The post centers around the COVID-19 pandemic vs. the well known Spanish Flu of 1918 and the less well known Asian Flu of 1958. Specifically, it focuses on monetary policy in the absence of a gold standard – under which those two pandemics took place – and the difference in policy response as enabled by a completely unchecked financial system (funny munny from thin air).
Under the magic of Keynesian monetary policy, where the debt is ever-expanding, the response has been to shutter the economy, print the funny munny and dole it out to the people. Steve makes the point that the government no longer pretends to care about the debt because it doesn’t have to. Or at least it won’t have to until the real inflation shows up in 2021.
Short-term gain: magical pandemic response without commensurate consequences.
Long-term impairment: out of control inflation as these chickens get out of the barn but later come home to roost.

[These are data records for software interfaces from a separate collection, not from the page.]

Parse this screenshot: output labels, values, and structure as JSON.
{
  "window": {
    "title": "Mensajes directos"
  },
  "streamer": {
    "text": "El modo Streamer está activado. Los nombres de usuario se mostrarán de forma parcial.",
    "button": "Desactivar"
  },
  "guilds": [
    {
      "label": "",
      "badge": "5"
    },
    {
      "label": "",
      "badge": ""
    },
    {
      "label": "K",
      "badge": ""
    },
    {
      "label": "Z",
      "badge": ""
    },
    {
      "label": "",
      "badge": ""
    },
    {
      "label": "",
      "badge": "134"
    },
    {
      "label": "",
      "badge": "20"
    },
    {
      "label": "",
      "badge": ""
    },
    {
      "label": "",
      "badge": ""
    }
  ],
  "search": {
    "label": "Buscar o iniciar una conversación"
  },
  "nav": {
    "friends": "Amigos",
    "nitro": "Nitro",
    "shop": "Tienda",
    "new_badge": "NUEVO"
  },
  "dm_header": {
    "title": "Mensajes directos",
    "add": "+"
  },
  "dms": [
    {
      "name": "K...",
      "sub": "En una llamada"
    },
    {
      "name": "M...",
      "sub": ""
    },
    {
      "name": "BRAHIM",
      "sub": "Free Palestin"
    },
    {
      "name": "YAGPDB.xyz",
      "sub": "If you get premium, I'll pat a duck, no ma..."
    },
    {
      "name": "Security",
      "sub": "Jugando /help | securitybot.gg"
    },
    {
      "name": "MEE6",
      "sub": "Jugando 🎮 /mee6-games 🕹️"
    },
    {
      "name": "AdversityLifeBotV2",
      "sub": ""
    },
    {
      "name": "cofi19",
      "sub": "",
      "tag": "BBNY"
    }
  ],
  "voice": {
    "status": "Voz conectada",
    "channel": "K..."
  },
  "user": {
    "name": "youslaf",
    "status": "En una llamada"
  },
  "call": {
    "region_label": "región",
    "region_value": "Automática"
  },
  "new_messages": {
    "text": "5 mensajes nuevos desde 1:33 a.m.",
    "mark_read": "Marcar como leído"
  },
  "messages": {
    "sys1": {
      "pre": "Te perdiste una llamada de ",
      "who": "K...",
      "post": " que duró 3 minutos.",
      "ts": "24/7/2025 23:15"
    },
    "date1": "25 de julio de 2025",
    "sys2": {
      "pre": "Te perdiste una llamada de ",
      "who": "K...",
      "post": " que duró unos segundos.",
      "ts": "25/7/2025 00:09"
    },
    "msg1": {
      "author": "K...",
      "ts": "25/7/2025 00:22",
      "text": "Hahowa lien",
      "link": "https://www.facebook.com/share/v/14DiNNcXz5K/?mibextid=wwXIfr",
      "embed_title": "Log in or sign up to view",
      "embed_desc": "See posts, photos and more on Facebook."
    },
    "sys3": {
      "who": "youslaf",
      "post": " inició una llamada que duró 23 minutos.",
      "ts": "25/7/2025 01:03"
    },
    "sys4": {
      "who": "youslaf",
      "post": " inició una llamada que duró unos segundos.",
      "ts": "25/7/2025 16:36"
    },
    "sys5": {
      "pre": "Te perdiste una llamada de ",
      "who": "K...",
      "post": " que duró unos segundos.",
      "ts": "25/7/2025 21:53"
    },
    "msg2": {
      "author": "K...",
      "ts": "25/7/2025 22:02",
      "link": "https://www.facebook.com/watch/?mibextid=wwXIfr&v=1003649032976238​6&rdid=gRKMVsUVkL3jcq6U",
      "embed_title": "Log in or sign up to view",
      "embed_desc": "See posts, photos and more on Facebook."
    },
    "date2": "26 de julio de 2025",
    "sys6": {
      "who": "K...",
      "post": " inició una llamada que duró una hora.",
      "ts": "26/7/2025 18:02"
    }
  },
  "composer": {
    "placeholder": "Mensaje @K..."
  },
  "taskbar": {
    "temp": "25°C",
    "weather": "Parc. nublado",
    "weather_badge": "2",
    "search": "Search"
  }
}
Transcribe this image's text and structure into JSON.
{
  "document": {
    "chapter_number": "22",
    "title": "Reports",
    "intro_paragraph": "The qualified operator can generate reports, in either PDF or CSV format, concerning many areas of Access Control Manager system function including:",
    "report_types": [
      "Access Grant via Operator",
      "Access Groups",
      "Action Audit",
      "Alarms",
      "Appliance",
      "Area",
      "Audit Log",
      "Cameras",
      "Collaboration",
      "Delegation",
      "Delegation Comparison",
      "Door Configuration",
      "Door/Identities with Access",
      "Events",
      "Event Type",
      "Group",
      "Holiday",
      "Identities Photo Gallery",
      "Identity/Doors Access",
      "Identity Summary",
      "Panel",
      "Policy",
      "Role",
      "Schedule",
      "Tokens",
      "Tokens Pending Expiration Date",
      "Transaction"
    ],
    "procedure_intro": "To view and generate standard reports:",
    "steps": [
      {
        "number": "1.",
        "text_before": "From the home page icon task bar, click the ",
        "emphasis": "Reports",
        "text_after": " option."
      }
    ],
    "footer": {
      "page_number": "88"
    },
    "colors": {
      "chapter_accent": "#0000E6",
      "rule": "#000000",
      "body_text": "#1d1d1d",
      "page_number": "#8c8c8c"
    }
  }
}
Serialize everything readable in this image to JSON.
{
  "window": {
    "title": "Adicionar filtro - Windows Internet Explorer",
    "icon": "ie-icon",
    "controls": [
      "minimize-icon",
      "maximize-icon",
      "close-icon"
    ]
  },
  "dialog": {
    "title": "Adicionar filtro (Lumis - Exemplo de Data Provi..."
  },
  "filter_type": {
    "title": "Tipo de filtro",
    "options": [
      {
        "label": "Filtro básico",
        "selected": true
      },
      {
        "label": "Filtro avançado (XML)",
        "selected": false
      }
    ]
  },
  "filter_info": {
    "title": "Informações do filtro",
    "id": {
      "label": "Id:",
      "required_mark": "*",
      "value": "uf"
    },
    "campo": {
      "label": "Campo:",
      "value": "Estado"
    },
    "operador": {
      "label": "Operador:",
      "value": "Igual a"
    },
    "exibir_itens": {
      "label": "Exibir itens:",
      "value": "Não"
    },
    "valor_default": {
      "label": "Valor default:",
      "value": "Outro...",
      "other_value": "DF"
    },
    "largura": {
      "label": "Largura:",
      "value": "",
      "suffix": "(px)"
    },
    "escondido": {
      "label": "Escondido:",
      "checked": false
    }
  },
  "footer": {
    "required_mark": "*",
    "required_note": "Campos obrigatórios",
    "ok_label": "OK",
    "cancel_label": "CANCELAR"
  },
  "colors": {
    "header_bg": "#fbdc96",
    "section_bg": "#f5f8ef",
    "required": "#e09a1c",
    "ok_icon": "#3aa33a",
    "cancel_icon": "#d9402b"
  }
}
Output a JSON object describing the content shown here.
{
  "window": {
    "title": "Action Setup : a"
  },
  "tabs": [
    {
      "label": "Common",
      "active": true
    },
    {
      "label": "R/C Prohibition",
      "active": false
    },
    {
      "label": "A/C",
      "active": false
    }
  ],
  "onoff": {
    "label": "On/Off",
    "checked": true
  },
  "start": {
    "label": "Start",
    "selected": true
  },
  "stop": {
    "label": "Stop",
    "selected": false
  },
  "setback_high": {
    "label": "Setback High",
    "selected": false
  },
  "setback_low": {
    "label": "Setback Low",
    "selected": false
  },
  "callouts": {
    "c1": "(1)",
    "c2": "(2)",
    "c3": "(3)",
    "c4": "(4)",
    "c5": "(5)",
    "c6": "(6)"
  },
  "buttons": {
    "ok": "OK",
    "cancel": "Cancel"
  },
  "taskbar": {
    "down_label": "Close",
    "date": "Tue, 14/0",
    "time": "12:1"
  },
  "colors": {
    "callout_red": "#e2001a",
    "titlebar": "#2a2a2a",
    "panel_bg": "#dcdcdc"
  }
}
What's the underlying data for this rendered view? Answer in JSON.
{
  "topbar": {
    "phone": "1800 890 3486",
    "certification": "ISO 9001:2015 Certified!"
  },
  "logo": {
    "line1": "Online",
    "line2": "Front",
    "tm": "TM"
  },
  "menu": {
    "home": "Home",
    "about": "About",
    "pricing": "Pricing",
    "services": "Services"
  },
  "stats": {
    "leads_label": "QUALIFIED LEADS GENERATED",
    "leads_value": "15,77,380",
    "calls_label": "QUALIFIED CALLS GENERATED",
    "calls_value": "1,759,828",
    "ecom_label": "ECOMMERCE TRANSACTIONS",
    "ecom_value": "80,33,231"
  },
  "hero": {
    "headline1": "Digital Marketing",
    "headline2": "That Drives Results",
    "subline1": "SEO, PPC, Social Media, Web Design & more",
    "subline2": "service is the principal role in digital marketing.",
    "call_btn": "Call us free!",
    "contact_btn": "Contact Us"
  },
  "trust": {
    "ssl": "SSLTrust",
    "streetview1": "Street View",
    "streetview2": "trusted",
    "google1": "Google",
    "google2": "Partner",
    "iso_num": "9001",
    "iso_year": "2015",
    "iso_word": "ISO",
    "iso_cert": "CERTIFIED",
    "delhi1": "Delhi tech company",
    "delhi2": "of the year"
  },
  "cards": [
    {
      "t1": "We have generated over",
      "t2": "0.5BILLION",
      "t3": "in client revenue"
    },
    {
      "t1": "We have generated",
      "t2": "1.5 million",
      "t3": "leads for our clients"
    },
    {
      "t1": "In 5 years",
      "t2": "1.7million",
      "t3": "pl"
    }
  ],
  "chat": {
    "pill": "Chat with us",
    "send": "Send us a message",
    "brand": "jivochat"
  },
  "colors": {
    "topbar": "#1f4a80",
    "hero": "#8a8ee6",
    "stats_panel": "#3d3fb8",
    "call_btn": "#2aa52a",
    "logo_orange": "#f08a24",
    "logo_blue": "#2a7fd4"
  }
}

Here’s some of the post. Check out the rest linked above.
The third difference is linked to the first difference, that is, to the ability to create an unlimited amount of money out of nothing. This ability has existed for almost half a century, but 2020 is the first time it has been used by the government to provide money directly to the public. Prior to this year it was used exclusively by the central bank to manipulate interest rates and prop-up prices in financial markets. A consequence WILL be much more traditional “inflation” next year than has occurred at any time over the past decade.
The fourth and final difference that I’ll mention today is also linked to the money-creation power. It is that in 2020 some developed-world governments, most notably the US government, have stopped pretending to be concerned about their own indebtedness. Previously they made noises about prudently managing deficits and debts, as if the debt eventually would have to be repaid. However, this year they have tacitly acknowledged the reality that there has never been any intention to pay off the debt, and, therefore, that the debt can expand ad infinitum.